Input records:
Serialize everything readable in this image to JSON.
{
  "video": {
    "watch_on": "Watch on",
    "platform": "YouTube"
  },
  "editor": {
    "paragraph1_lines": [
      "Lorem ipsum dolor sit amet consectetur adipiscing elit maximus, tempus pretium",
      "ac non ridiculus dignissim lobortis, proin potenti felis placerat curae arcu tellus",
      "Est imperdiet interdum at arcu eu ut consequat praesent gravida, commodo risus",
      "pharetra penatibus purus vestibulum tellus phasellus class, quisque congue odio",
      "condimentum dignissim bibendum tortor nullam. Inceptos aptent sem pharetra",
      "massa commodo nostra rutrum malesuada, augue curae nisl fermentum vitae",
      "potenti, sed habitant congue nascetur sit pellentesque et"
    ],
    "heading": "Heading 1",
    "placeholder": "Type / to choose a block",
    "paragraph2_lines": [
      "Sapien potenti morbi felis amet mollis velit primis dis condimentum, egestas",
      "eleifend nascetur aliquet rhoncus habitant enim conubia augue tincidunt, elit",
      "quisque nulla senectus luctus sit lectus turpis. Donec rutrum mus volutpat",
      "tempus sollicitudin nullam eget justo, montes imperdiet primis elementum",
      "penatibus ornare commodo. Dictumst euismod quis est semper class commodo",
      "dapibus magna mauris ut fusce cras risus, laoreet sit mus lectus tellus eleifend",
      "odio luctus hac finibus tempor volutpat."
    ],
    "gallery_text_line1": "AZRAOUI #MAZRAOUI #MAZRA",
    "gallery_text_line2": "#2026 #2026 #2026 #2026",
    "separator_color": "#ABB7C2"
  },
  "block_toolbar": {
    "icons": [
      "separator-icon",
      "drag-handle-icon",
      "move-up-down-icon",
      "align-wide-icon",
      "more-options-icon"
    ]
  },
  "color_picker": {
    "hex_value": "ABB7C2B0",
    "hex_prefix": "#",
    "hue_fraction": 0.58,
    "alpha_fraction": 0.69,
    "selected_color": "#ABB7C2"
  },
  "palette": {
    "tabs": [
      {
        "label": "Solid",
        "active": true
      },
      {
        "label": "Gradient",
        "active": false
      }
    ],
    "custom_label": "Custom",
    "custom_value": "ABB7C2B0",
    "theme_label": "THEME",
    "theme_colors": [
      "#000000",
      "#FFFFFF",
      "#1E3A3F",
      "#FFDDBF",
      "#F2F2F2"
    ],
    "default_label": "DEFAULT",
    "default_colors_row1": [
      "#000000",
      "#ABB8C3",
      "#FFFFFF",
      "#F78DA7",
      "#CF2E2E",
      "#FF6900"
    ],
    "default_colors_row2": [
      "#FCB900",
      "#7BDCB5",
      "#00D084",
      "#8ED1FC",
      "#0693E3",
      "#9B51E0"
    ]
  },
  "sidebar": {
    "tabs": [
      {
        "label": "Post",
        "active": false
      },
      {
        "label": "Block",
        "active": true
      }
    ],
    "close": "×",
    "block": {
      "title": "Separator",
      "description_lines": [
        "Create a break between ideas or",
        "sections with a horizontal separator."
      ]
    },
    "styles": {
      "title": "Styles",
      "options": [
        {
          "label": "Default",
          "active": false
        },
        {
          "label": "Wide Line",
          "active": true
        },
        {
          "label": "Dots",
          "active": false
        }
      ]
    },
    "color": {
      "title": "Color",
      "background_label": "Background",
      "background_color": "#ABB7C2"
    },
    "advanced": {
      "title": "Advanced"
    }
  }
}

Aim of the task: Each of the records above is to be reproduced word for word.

Solution to the problem:
Serialize everything readable in this image to JSON.
{
  "video": {
    "watch_on": "Watch on",
    "platform": "YouTube"
  },
  "editor": {
    "paragraph1_lines": [
      "Lorem ipsum dolor sit amet consectetur adipiscing elit maximus, tempus pretium",
      "ac non ridiculus dignissim lobortis, proin potenti felis placerat curae arcu tellus",
      "Est imperdiet interdum at arcu eu ut consequat praesent gravida, commodo risus",
      "pharetra penatibus purus vestibulum tellus phasellus class, quisque congue odio",
      "condimentum dignissim bibendum tortor nullam. Inceptos aptent sem pharetra",
      "massa commodo nostra rutrum malesuada, augue curae nisl fermentum vitae",
      "potenti, sed habitant congue nascetur sit pellentesque et"
    ],
    "heading": "Heading 1",
    "placeholder": "Type / to choose a block",
    "paragraph2_lines": [
      "Sapien potenti morbi felis amet mollis velit primis dis condimentum, egestas",
      "eleifend nascetur aliquet rhoncus habitant enim conubia augue tincidunt, elit",
      "quisque nulla senectus luctus sit lectus turpis. Donec rutrum mus volutpat",
      "tempus sollicitudin nullam eget justo, montes imperdiet primis elementum",
      "penatibus ornare commodo. Dictumst euismod quis est semper class commodo",
      "dapibus magna mauris ut fusce cras risus, laoreet sit mus lectus tellus eleifend",
      "odio luctus hac finibus tempor volutpat."
    ],
    "gallery_text_line1": "AZRAOUI #MAZRAOUI #MAZRA",
    "gallery_text_line2": "#2026 #2026 #2026 #2026",
    "separator_color": "#ABB7C2"
  },
  "block_toolbar": {
    "icons": [
      "separator-icon",
      "drag-handle-icon",
      "move-up-down-icon",
      "align-wide-icon",
      "more-options-icon"
    ]
  },
  "color_picker": {
    "hex_value": "ABB7C2B0",
    "hex_prefix": "#",
    "hue_fraction": 0.58,
    "alpha_fraction": 0.69,
    "selected_color": "#ABB7C2"
  },
  "palette": {
    "tabs": [
      {
        "label": "Solid",
        "active": true
      },
      {
        "label": "Gradient",
        "active": false
      }
    ],
    "custom_label": "Custom",
    "custom_value": "ABB7C2B0",
    "theme_label": "THEME",
    "theme_colors": [
      "#000000",
      "#FFFFFF",
      "#1E3A3F",
      "#FFDDBF",
      "#F2F2F2"
    ],
    "default_label": "DEFAULT",
    "default_colors_row1": [
      "#000000",
      "#ABB8C3",
      "#FFFFFF",
      "#F78DA7",
      "#CF2E2E",
      "#FF6900"
    ],
    "default_colors_row2": [
      "#FCB900",
      "#7BDCB5",
      "#00D084",
      "#8ED1FC",
      "#0693E3",
      "#9B51E0"
    ]
  },
  "sidebar": {
    "tabs": [
      {
        "label": "Post",
        "active": false
      },
      {
        "label": "Block",
        "active": true
      }
    ],
    "close": "×",
    "block": {
      "title": "Separator",
      "description_lines": [
        "Create a break between ideas or",
        "sections with a horizontal separator."
      ]
    },
    "styles": {
      "title": "Styles",
      "options": [
        {
          "label": "Default",
          "active": false
        },
        {
          "label": "Wide Line",
          "active": true
        },
        {
          "label": "Dots",
          "active": false
        }
      ]
    },
    "color": {
      "title": "Color",
      "background_label": "Background",
      "background_color": "#ABB7C2"
    },
    "advanced": {
      "title": "Advanced"
    }
  }
}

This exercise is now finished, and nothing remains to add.